If there were a shred of evidence in the record indicating that the various surveilling agents other than Kennedy, who did not testify, had ever seen Thomas, or that Agent Kennedy, who had seen "Thomas" come in or out of 1319 West 68th Street, had given Ozment and Herring or the agents accompanying them a description of Thomas, and the agents had relied, in addition to the facts testified to, upon such knowledge, we might have a very different case; but there is no such evidence. I find no significance in the use of the name "Mr. Thomas" here and elsewhere in the tesitmony. So far as the record shows, all that the agents knew on the basis of which they used the name before the search, if they did then use it, is that the Post Office Department said that someone named Thomas lived at the house. I think that it can fairly be inferred from the record that the testifying agents, who knew who Thomas was and what he looked like when they testified, because he was charged and sitting in the courtroom, used the name as a shorthand expression. The government had the burden of proof, United States v. Cleaver, 9 Cir., 1968, 402 F.2d 148, 151; it has not sustained that burden.
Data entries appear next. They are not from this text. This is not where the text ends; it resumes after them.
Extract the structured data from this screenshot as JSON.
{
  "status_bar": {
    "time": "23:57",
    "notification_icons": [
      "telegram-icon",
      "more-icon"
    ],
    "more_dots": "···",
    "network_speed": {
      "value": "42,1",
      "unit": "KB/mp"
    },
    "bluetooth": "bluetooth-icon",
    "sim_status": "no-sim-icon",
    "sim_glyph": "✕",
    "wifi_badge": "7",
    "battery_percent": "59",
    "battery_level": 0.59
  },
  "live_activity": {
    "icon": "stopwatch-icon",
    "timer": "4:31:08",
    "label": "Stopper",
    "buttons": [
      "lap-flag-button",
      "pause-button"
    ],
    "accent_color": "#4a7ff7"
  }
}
So far as the agents knew, the man whom they saw come out of the house could have been a casual visitor, a repairman, a burglar, or what have you. I do not think that is enough to give them probable cause. In what I think is a comparable case, Judges Barnes, Jertberg and McNichols didn't think it was enough either. See Mangaser v. United States, 9 Cir., 1964, 335 F.2d 971, 974:


"The officers had probable cause to believe that an offense had been committed, but that is not enough. They had no probable cause to believe that these appellants had committed it."


However, because the case was quite informally tried, I would not order dismissal.


I would reverse and remand for a new trial.



Agent Henry testified that on the 28th he met McCallon, "as I had done on previous occasions, for the purpose of purchasing heroin, and asked him if it would be possible * * * to purchase an ounce of heroin. He told me it would be possible. I asked him how much * * * He said, `The same as last time' and that amount was $325.00 * * * He told me that — like the previous purchase of Exhibit 3 the week before, that * * * he was going to travel to his source and he wanted to take the money * * *." This was objected to as hearsay. The court finally ruled: "This objection to that conversation is sustained, between McCallon and the witness, and I'll disregard it. * * *" Thus the only evidence admitted about the April 23 transaction is that set out in the text of my opinion, including that in the affidavit for the search warrant, quotedinfra. If the agents who made the search knew about the foregoing conversation, there is nothing in the record to show it.